Read through the entries below and copy each line where "label" turns up.

[Start of Attachment]

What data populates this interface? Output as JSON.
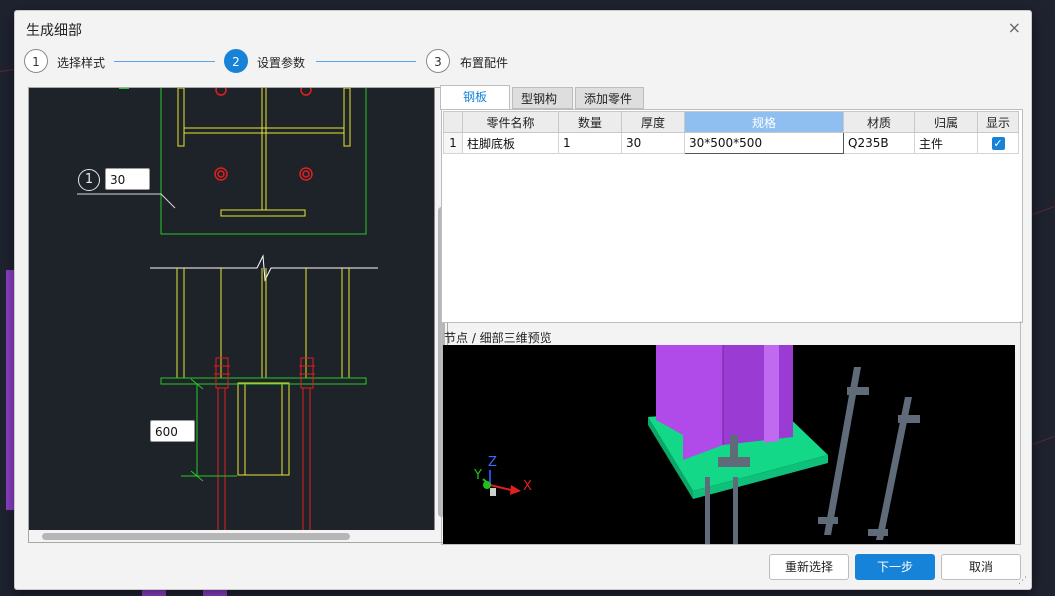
{
  "dialog": {
    "title": "生成细部",
    "close_icon": "×"
  },
  "steps": [
    {
      "number": "1",
      "label": "选择样式",
      "active": false
    },
    {
      "number": "2",
      "label": "设置参数",
      "active": true
    },
    {
      "number": "3",
      "label": "布置配件",
      "active": false
    }
  ],
  "drawing": {
    "marker_number": "1",
    "marker_value": "30",
    "dim_value": "600"
  },
  "tabs": [
    {
      "label": "钢板",
      "active": true
    },
    {
      "label": "型钢构件",
      "active": false
    },
    {
      "label": "添加零件",
      "active": false
    }
  ],
  "grid": {
    "columns": [
      "零件名称",
      "数量",
      "厚度",
      "规格",
      "材质",
      "归属",
      "显示"
    ],
    "selected_column": "规格",
    "rows": [
      {
        "index": "1",
        "name": "柱脚底板",
        "qty": "1",
        "thickness": "30",
        "spec": "30*500*500",
        "material": "Q235B",
        "owner": "主件",
        "show": true
      }
    ]
  },
  "preview": {
    "label": "节点 / 细部三维预览",
    "axis_x": "X",
    "axis_y": "Y",
    "axis_z": "Z"
  },
  "buttons": {
    "reselect": "重新选择",
    "next": "下一步",
    "cancel": "取消"
  },
  "colors": {
    "accent": "#1683d8",
    "cad_yellow": "#e6e632",
    "cad_green": "#28c828",
    "cad_red": "#e02020",
    "column_purple": "#b04ae8",
    "plate_green": "#12d888"
  }
}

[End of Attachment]

• **Expected answer**
      "label": "选择样式",
      "label": "设置参数",
      "label": "布置配件",
      "label": "钢板",
      "label": "型钢构件",
      "label": "添加零件",
    "label": "节点 / 细部三维预览",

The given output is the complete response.